, a former pastor, clearly felt he was in his element at this faith-focused event, leading off with the Biblical story of Abimelech. He noted, “Abimelech said if you make me your leader I will simplify your life. You see how that ended.” The main theme of his speech focused on the notion that we are making the American people dependent on the government in a way that they will never be independent, which he calls “a great disservice. Personal faith and religious liberty were his key topics through the speech, as he noted, “The freedom to believe in something is the foundation of all other freedoms. If the government can restrict what you believe then it can automatically restrict everything that you do,” going further to say that “we are criminalizing Christianity in this country by telling people who hold a Biblical world view that if you adhere to that then you will be guilty of discrimination”.
Bobbi’s take: Huckabee won the Iowa Caucus back in 2008, but his time has come and gone. He came across to me as a little on the schmaltzy side, preaching to the proverbial choir. He knows he has found favor with Iowans in the past–what he hasn’t been able to do is to turn that into national success.

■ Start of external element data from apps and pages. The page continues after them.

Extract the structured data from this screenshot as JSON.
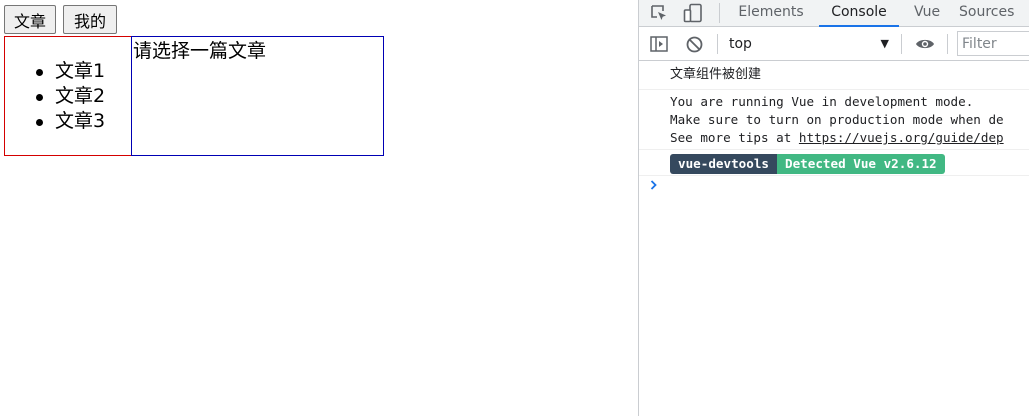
{
  "page": {
    "nav": {
      "articles_label": "文章",
      "mine_label": "我的"
    },
    "article_list": [
      "文章1",
      "文章2",
      "文章3"
    ],
    "detail_placeholder": "请选择一篇文章"
  },
  "devtools": {
    "tabs": [
      "Elements",
      "Console",
      "Vue",
      "Sources"
    ],
    "active_tab": "Console",
    "context": "top",
    "filter_placeholder": "Filter",
    "messages": {
      "created": "文章组件被创建",
      "vue_dev": [
        "You are running Vue in development mode.",
        "Make sure to turn on production mode when de",
        "See more tips at "
      ],
      "vue_link": "https://vuejs.org/guide/dep",
      "badge_devtools": "vue-devtools",
      "badge_detected": "Detected Vue v2.6.12"
    }
  },
  "colors": {
    "list_border": "#d40000",
    "detail_border": "#0000b4",
    "active_tab_underline": "#1a73e8",
    "badge_dark": "#35495e",
    "badge_green": "#41b883"
  },
  "icons": [
    "inspect-icon",
    "device-toggle-icon",
    "sidebar-toggle-icon",
    "clear-console-icon",
    "eye-icon",
    "console-prompt-icon"
  ]
}
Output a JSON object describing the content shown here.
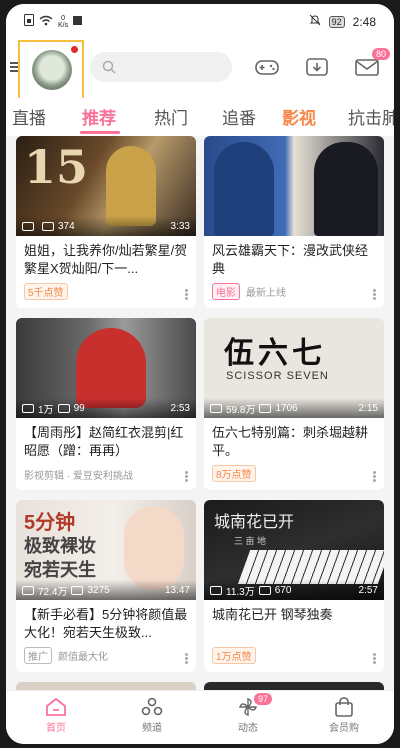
{
  "status_bar": {
    "net_speed": "0",
    "net_unit": "K/s",
    "battery": "92",
    "time": "2:48"
  },
  "colors": {
    "accent": "#fb7299",
    "highlight": "#f5884a"
  },
  "header": {
    "notification_badge": "80"
  },
  "tabs": [
    {
      "label": "直播"
    },
    {
      "label": "推荐"
    },
    {
      "label": "热门"
    },
    {
      "label": "追番"
    },
    {
      "label": "影视"
    },
    {
      "label": "抗击肺"
    }
  ],
  "feed": [
    {
      "views": "",
      "comments": "374",
      "duration": "3:33",
      "title": "姐姐，让我养你/灿若繁星/贺繁星X贺灿阳/下一...",
      "tag": "5千点赞",
      "tag_style": "orange",
      "source": ""
    },
    {
      "views": "",
      "comments": "",
      "duration": "",
      "title": "风云雄霸天下：漫改武侠经典",
      "tag": "电影",
      "tag_style": "pink",
      "source": "最新上线"
    },
    {
      "views": "1万",
      "comments": "99",
      "duration": "2:53",
      "title": "【周雨彤】赵简红衣混剪|红昭愿（蹭：再再）",
      "tag": "",
      "tag_style": "",
      "source": "影视剪辑 · 爱豆安利挑战"
    },
    {
      "views": "59.8万",
      "comments": "1706",
      "duration": "2:15",
      "title": "伍六七特别篇：刺杀堀越耕平。",
      "tag": "8万点赞",
      "tag_style": "orange",
      "source": ""
    },
    {
      "views": "72.4万",
      "comments": "3275",
      "duration": "13:47",
      "title": "【新手必看】5分钟将颜值最大化！宛若天生极致...",
      "tag": "推广",
      "tag_style": "grey",
      "source": "颜值最大化"
    },
    {
      "views": "11.3万",
      "comments": "670",
      "duration": "2:57",
      "title": "城南花已开 钢琴独奏",
      "tag": "1万点赞",
      "tag_style": "orange",
      "source": ""
    }
  ],
  "thumb_text": {
    "card1_number": "15",
    "card3_poster_title": "伍六七",
    "card3_poster_sub": "SCISSOR SEVEN",
    "card4_line1": "5分钟",
    "card4_line2": "极致裸妆",
    "card4_line3": "宛若天生",
    "card5_text": "城南花已开",
    "card5_sub": "三 亩 地"
  },
  "bottom_nav": [
    {
      "label": "首页"
    },
    {
      "label": "频道"
    },
    {
      "label": "动态",
      "badge": "97"
    },
    {
      "label": "会员购"
    }
  ]
}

US Senator Ted Cruz of Texas started out praising the other speakers, saying he was “So happy with the array of candidates here tonight. We have Senators, Governors and leaders ready to stand and fight.” Like most of the other speakers, Cruz hit hard on the area of religious liberty. He said, “We’ve seen religious liberty under threat at a level that is unprecedented in America. It wasn’t so long ago that the Federal Religious Freedom Restoration Act was supported by such ‘Right-Wingers’ as Chuck Schumer and Ted Kennedy and signed into law by Bill Clinton… We need to remember who we are, a nation founded by men and women fleeing religious persecution…JFK said I will not stand next to a man who will not stand up for religious liberty. How many Democrats would say that now?”
Bobbi’s take: Cruz gained national attention, and the respect of many conservatives, during his 21-hour filibuster. However, his appeal may be limited to social conservatives, as just last week he introduced in the US Senate a constitutional amendment to preserve the states’ rights to define marriage as the union between one man and one woman. This may be desirable for social conservatives, it remains to be seen how it will play out across the party.

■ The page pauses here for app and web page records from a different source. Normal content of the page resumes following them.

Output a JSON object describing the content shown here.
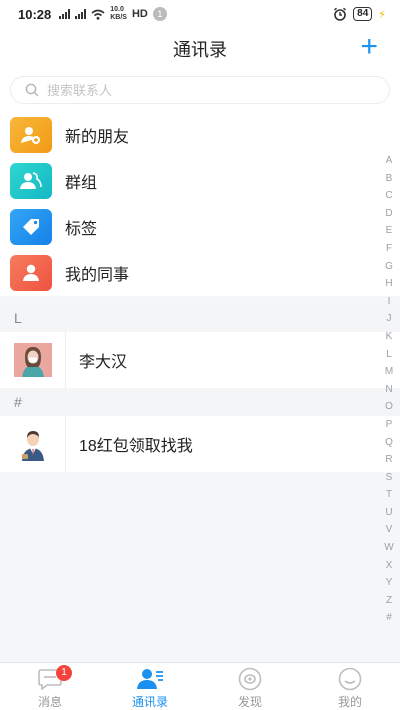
{
  "status_bar": {
    "time": "10:28",
    "network_speed_top": "10.0",
    "network_speed_bottom": "KB/S",
    "hd": "HD",
    "notification_count": "1",
    "battery": "84"
  },
  "header": {
    "title": "通讯录",
    "add_label": "+"
  },
  "search": {
    "placeholder": "搜索联系人"
  },
  "functions": [
    {
      "label": "新的朋友",
      "icon": "new-friend-icon",
      "color": "#f5a623"
    },
    {
      "label": "群组",
      "icon": "group-icon",
      "color": "#1ec8c8"
    },
    {
      "label": "标签",
      "icon": "tag-icon",
      "color": "#1e90f0"
    },
    {
      "label": "我的同事",
      "icon": "colleague-icon",
      "color": "#f36a4f"
    }
  ],
  "sections": [
    {
      "letter": "L",
      "contacts": [
        {
          "name": "李大汉",
          "avatar": "woman-avatar"
        }
      ]
    },
    {
      "letter": "#",
      "contacts": [
        {
          "name": "18红包领取找我",
          "avatar": "man-avatar"
        }
      ]
    }
  ],
  "alphabet": [
    "A",
    "B",
    "C",
    "D",
    "E",
    "F",
    "G",
    "H",
    "I",
    "J",
    "K",
    "L",
    "M",
    "N",
    "O",
    "P",
    "Q",
    "R",
    "S",
    "T",
    "U",
    "V",
    "W",
    "X",
    "Y",
    "Z",
    "#"
  ],
  "tabbar": {
    "tabs": [
      {
        "label": "消息",
        "icon": "message-icon",
        "badge": "1",
        "active": false
      },
      {
        "label": "通讯录",
        "icon": "contacts-icon",
        "active": true
      },
      {
        "label": "发现",
        "icon": "discover-icon",
        "active": false
      },
      {
        "label": "我的",
        "icon": "profile-icon",
        "active": false
      }
    ],
    "active_color": "#1a90f0"
  }
}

Wisconsin Governor Scott Walker was last to take the stage and began by listing his successes in Wisconsin: Over 150K new jobs created, unemployment down to 4.6 percent from over 9 percent, Planned Parenthood defunded in his first term, and a budget surplus created where a deficit had been. In 2012 he was the first governor to win a recall election and went on to be reelected in 2014, despite living in a “blue state”. One of his biggest applause generators of the night focused on freedom: “Freedom is endowed by our creator, defined by our constitution, and defended by the brave men and women in uniform who protect and serve every day.” Walker praised the voter ID legislation passed in Wisconsin, saying voter ID “makes it easy to vote and hard to cheat”. Walker went on to say that “Americans have the right to religious liberty and the government should back you up on that every time.” Finally, Walker looked toward the future with hope: “What makes America amazing is that all throughout our nation’s history there have been men and women of courage who thought more about the futures of their children and grandchildren than they did about themselves. We need to do what is necessary to make America great again.”

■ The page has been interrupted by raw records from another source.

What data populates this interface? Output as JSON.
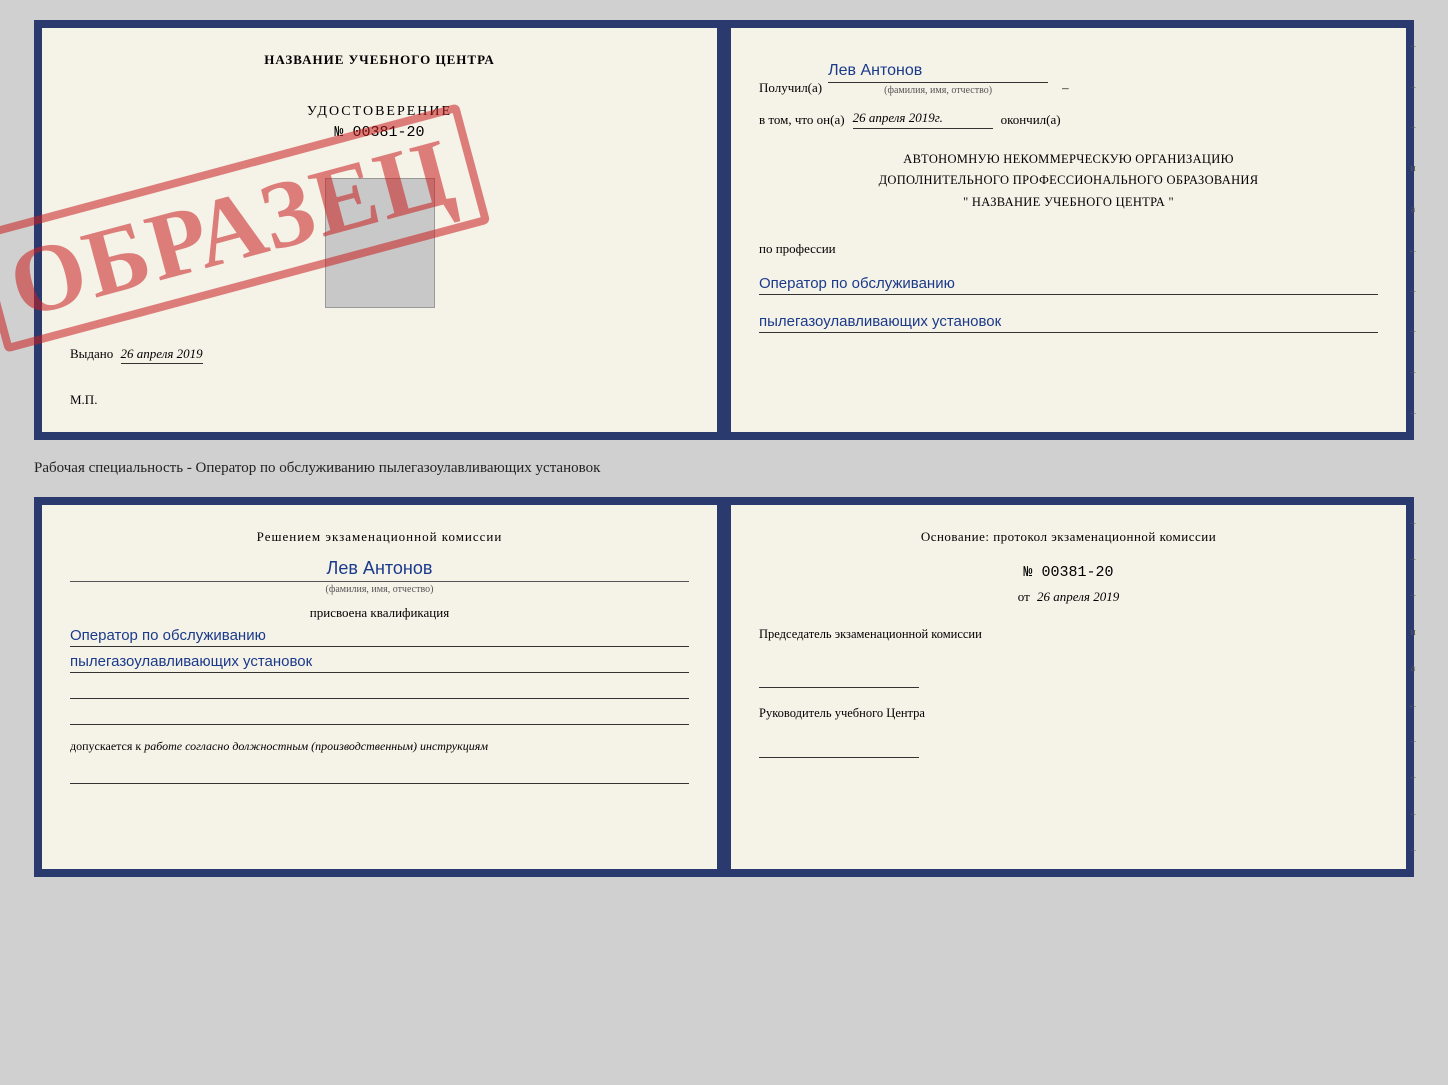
{
  "top_spread": {
    "left": {
      "school_name": "НАЗВАНИЕ УЧЕБНОГО ЦЕНТРА",
      "udostoverenie_title": "УДОСТОВЕРЕНИЕ",
      "udostoverenie_number": "№ 00381-20",
      "vydano_label": "Выдано",
      "vydano_date": "26 апреля 2019",
      "mp_label": "М.П.",
      "obrazets": "ОБРАЗЕЦ"
    },
    "right": {
      "poluchil_label": "Получил(а)",
      "poluchil_name": "Лев Антонов",
      "fio_hint": "(фамилия, имя, отчество)",
      "vtom_label": "в том, что он(а)",
      "date_value": "26 апреля 2019г.",
      "okonchil_label": "окончил(а)",
      "org_line1": "АВТОНОМНУЮ НЕКОММЕРЧЕСКУЮ ОРГАНИЗАЦИЮ",
      "org_line2": "ДОПОЛНИТЕЛЬНОГО ПРОФЕССИОНАЛЬНОГО ОБРАЗОВАНИЯ",
      "org_line3": "\"  НАЗВАНИЕ УЧЕБНОГО ЦЕНТРА  \"",
      "po_professii_label": "по профессии",
      "profession_line1": "Оператор по обслуживанию",
      "profession_line2": "пылегазоулавливающих установок",
      "side_marks": [
        "–",
        "–",
        "–",
        "и",
        "а",
        "←",
        "–",
        "–",
        "–",
        "–"
      ]
    }
  },
  "subtitle": "Рабочая специальность - Оператор по обслуживанию пылегазоулавливающих установок",
  "bottom_spread": {
    "left": {
      "resolution_title": "Решением экзаменационной комиссии",
      "person_name": "Лев Антонов",
      "fio_hint": "(фамилия, имя, отчество)",
      "prisvoena_label": "присвоена квалификация",
      "qualification_line1": "Оператор по обслуживанию",
      "qualification_line2": "пылегазоулавливающих установок",
      "dopuskaetsya_label": "допускается к",
      "dopuskaetsya_italic": "работе согласно должностным (производственным) инструкциям"
    },
    "right": {
      "osnovanie_label": "Основание: протокол экзаменационной комиссии",
      "protocol_number": "№  00381-20",
      "ot_label": "от",
      "ot_date": "26 апреля 2019",
      "chairman_label": "Председатель экзаменационной комиссии",
      "rukovoditel_label": "Руководитель учебного Центра",
      "side_marks": [
        "–",
        "–",
        "–",
        "и",
        "а",
        "←",
        "–",
        "–",
        "–",
        "–"
      ]
    }
  }
}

Bobbi’s take: Walker has the tough talk down, and has been a survivor in his own state. As a former Iowan, he was welcomed here. It will be interesting to see how he is received in other states should he decide to run.